▸ **Work instructions**
Your output should repeat each record below with no differences.

↓↓↓

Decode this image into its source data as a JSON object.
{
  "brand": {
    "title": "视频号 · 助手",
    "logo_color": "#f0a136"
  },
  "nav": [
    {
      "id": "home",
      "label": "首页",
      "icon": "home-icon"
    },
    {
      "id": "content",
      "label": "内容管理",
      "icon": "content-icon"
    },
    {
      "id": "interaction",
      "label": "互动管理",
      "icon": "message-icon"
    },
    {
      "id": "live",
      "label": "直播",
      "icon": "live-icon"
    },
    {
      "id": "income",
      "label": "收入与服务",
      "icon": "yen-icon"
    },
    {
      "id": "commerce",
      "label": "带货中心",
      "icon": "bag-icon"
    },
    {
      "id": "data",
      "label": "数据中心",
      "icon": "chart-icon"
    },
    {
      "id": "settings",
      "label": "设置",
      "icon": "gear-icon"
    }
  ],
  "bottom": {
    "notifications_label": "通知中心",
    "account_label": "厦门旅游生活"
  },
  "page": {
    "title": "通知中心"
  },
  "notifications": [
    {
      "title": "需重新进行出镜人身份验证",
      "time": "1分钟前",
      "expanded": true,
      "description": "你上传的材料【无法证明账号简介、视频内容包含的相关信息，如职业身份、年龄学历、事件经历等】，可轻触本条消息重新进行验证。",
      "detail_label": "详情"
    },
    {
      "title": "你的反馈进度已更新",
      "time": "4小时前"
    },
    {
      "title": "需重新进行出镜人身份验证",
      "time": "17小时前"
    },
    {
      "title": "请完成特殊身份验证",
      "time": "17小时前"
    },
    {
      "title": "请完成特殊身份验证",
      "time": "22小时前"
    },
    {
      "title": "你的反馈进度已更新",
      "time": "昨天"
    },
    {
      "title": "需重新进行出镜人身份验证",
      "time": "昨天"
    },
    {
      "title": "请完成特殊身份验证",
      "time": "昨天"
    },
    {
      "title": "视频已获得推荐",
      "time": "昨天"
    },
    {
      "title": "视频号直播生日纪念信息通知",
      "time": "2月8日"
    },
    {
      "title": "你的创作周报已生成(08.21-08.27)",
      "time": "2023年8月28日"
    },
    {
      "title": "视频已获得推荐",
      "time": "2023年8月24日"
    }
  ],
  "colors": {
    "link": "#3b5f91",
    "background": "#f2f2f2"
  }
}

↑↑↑

▸ **Written answer**
Decode this image into its source data as a JSON object.
{
  "brand": {
    "title": "视频号 · 助手",
    "logo_color": "#f0a136"
  },
  "nav": [
    {
      "id": "home",
      "label": "首页",
      "icon": "home-icon"
    },
    {
      "id": "content",
      "label": "内容管理",
      "icon": "content-icon"
    },
    {
      "id": "interaction",
      "label": "互动管理",
      "icon": "message-icon"
    },
    {
      "id": "live",
      "label": "直播",
      "icon": "live-icon"
    },
    {
      "id": "income",
      "label": "收入与服务",
      "icon": "yen-icon"
    },
    {
      "id": "commerce",
      "label": "带货中心",
      "icon": "bag-icon"
    },
    {
      "id": "data",
      "label": "数据中心",
      "icon": "chart-icon"
    },
    {
      "id": "settings",
      "label": "设置",
      "icon": "gear-icon"
    }
  ],
  "bottom": {
    "notifications_label": "通知中心",
    "account_label": "厦门旅游生活"
  },
  "page": {
    "title": "通知中心"
  },
  "notifications": [
    {
      "title": "需重新进行出镜人身份验证",
      "time": "1分钟前",
      "expanded": true,
      "description": "你上传的材料【无法证明账号简介、视频内容包含的相关信息，如职业身份、年龄学历、事件经历等】，可轻触本条消息重新进行验证。",
      "detail_label": "详情"
    },
    {
      "title": "你的反馈进度已更新",
      "time": "4小时前"
    },
    {
      "title": "需重新进行出镜人身份验证",
      "time": "17小时前"
    },
    {
      "title": "请完成特殊身份验证",
      "time": "17小时前"
    },
    {
      "title": "请完成特殊身份验证",
      "time": "22小时前"
    },
    {
      "title": "你的反馈进度已更新",
      "time": "昨天"
    },
    {
      "title": "需重新进行出镜人身份验证",
      "time": "昨天"
    },
    {
      "title": "请完成特殊身份验证",
      "time": "昨天"
    },
    {
      "title": "视频已获得推荐",
      "time": "昨天"
    },
    {
      "title": "视频号直播生日纪念信息通知",
      "time": "2月8日"
    },
    {
      "title": "你的创作周报已生成(08.21-08.27)",
      "time": "2023年8月28日"
    },
    {
      "title": "视频已获得推荐",
      "time": "2023年8月24日"
    }
  ],
  "colors": {
    "link": "#3b5f91",
    "background": "#f2f2f2"
  }
}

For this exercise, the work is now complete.